● Brief: Take from the data every line in which the word "subtitle" is found.

● Records supplied:
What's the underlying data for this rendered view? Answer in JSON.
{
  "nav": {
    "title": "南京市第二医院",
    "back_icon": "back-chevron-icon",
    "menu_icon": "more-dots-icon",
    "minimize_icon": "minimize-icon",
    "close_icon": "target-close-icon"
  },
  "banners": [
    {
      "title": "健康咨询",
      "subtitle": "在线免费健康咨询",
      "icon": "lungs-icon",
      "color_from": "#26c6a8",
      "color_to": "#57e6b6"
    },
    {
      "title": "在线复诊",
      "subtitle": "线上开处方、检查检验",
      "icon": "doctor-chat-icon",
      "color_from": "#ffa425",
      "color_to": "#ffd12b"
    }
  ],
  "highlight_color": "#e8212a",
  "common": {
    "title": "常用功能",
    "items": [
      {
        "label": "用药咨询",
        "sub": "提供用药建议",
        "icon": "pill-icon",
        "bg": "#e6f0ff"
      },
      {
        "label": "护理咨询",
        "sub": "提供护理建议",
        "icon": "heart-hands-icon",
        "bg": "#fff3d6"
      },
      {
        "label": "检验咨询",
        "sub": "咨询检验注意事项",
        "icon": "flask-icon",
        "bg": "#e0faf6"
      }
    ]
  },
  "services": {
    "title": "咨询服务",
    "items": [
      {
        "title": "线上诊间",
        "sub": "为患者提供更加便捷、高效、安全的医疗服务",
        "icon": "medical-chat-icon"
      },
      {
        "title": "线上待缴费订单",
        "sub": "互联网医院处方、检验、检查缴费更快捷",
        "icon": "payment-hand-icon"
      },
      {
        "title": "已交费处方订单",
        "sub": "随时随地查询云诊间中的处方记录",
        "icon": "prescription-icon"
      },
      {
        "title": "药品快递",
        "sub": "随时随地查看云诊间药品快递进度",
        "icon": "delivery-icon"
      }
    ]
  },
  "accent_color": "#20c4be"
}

● Answer for this exercise:
      "subtitle": "在线免费健康咨询",
      "subtitle": "线上开处方、检查检验",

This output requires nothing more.